Body and Gear Can Use a Little Help Before Hitting the Slopes
By Carrina Stanton / For The Chronicle
On a recent Monday morning, White Pass area back country skier Troy Good admitted he’d been spending a lot more time lately looking toward the sky and watching for the first signs of snowfall.
Though he can ski well into June and July in some of the more extreme terrain he traverses in Washington, nothing quite beats the beginning of the true ski season in his own back yard.
“It’s supposed to be extreme,” Good said of predictions for this year’s ski season. “It’s supposed to be really deep. I just can’t wait for it to come.”
“Everybody keeps saying we’re going to get hammered this year,” added Mark Hoffmann, owner of White Pass Sports Hut in Packwood.
With ski and snowboarding season rapidly approaching, now is the time to start thinking about preparations, both for your gear and for your body. Hoffmann, who purchased the White Pass Sports Hut last season, said he already has had some customers come in to have their gear tuned up. Unfortunately, he said he doesn’t suspect he will see enough of them this season.
“Skis are like cars,” Hoffmann said. “You need to keep them tuned up and oiled. Maintenance is really important. But a lot of people don’t think about that.”

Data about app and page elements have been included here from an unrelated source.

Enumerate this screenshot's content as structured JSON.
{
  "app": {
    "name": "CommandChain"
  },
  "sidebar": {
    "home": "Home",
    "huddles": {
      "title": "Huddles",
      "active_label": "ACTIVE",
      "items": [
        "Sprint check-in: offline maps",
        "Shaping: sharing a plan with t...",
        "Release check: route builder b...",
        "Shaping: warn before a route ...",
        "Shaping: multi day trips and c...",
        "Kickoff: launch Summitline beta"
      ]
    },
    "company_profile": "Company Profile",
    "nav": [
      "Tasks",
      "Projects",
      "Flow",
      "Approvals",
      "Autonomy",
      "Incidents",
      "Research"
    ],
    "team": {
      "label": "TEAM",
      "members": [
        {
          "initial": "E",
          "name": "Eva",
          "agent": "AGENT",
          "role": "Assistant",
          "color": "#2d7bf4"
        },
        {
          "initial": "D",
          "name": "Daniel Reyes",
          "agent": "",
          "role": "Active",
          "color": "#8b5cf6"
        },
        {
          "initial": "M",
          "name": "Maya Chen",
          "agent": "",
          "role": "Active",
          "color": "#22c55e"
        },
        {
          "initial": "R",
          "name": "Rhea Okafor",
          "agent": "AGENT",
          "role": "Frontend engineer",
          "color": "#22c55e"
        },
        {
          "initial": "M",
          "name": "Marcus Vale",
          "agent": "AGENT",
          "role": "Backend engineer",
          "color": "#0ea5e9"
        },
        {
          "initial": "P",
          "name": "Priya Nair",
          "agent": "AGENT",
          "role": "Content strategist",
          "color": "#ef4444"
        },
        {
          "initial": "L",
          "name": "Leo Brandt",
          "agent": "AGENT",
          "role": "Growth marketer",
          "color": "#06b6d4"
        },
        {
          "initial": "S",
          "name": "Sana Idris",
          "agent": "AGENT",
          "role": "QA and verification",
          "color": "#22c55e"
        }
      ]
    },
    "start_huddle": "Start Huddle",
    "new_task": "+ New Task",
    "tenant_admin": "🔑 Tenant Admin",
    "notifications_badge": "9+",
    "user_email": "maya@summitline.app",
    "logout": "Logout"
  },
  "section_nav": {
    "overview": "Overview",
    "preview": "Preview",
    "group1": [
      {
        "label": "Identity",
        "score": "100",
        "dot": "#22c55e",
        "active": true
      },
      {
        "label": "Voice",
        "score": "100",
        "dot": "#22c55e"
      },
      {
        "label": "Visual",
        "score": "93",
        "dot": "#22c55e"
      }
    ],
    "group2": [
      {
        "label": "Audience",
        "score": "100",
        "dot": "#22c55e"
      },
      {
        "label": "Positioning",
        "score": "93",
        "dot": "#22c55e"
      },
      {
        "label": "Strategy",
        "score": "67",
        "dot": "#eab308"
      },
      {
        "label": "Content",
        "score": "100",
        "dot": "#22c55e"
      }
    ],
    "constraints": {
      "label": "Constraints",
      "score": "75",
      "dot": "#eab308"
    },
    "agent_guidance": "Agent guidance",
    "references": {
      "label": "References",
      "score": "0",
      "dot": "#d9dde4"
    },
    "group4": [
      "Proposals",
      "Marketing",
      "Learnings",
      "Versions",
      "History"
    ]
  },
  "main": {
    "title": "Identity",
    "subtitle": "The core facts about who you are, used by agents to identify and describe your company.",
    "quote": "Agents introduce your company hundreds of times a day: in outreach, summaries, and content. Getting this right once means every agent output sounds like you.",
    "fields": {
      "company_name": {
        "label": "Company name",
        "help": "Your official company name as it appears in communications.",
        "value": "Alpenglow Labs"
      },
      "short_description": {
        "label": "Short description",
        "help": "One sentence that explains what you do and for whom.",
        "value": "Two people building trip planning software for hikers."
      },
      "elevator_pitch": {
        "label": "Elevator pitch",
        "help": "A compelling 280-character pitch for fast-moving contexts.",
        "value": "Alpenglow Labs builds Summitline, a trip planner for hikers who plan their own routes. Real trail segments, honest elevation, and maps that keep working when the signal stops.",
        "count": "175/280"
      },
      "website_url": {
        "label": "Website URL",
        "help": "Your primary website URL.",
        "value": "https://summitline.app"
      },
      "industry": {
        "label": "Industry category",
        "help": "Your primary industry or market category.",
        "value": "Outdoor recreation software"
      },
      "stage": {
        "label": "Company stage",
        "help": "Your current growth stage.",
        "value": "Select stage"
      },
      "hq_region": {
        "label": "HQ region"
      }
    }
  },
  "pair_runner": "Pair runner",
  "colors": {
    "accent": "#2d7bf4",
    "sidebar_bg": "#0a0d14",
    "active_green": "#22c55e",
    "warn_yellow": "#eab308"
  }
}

A complete ski tune-up, which includes smoothing of the undersides, waxing and checking of bindings, costs about $25 at the Sports Hut. It is especially important to have your bindings checked, Hoffmann said, because factors including your height, weight and even your age can affect how they should be set. Another important part of checking your gear is to survey the undersides of your boots. Boots tend to wear out at the toes and heels, which are both essential pieces in the proper hold and release for bindings.
If you don’t own your own ski gear, locations such as the Sports Hut and ski resorts can rent you everything from bibs and jackets to skis and snowboards. Hoffmann said he is required by law to check and recheck all of the bindings for his rental skis, which means skiers do not have to worry about whether their gear is in good working order or not. Hoffmann also stocks a variety of “demo” skis and snowboards that he also rents. These are specialty, cutting-edge models that would usually cost a skier a great deal of money to purchase.
“Instead of paying $1,000 or $1,200 for a pair of skis for $28 you can ski with $1,000 skis for a day and if you only ski about 10 times a year, that’s a pretty good deal,” Hoffmann said.
Improperly working gear can not only slow you down, cautioned Dr. Scott Slattery of Washington Orthopaedic Center in Centralia, it could also put you out for the season. Slattery, who is not only an avid skier but also does medical work with the U.S. Ski Team, said many injuries on the slopes can be avoided simply by checking your gear before heading out.
“Make sure your equipment is in shape every year and the most important thing is the bindings because they are designed to release during a fall,” Slattery said. “It’s important at the beginning of every ski season to get your bindings checked. They need to be appropriate for weight, height and skier ability.”
Knee injuries, especially tears to the anterior crucial ligament (or ACL), are some of the most common injuries Slattery said he sees with local skiers. After equipment, another major factor in preventing season-ending injuries has to do with preparing your body for the rigors of skiing before hitting the slopes. Slattery said he runs into one of two mentalities with patients: people who simply did no training to prepare for skiing; and those who trained but chose the wrong activities.
“A lot of people feel like ‘I’ve been running or biking I should be ready to go’ and while that’s helpful, just basic typical aerobic exercises are not going to be enough,” Slattery said.
Hoffmann said skiers in Washington have to contend not only with the bone and joint jarring terrain of skiing, but do so on what he calls “Cascade Concrete” — the special type of snow typical to Washington slopes that is hard packed and rarely powdery. Slattery said activities that can simulate this type of activity include trail running, mountain biking and roller blading, which all involve balance, stamina and avoiding obstacles. “Dry land training” for skiers should also include elements of weight training including lunges and squats that also simulates the weight bearing activities of skiing. Plyometrics, which includes jumping activities, is the last component Slattery recommends for pre-season preparations.
Spending time simulating proper technique can also give skiers a larger awareness of when they are more likely to fall, Slattery added. He also recommends listening to your body, especially the first few runs of the season.
“The majority of injuries I see it’s the classic end of the day, I’m going to make one more run scenario so the fatigue factor is key,” Slattery said.
Through gear and body preparations, Slattery said he’d estimate at least 50 percent of the skiing injuries he sees each season could be avoided. And that’s good for the skier since injuries are not only painful but an ACL injury would have you off skis for at least six months following reconstructive surgery, which means an end to further skiing at least this year.
Carrina Stanton is a freelance writer who lives in Centralia. She can be reached at firstname.lastname@example.org.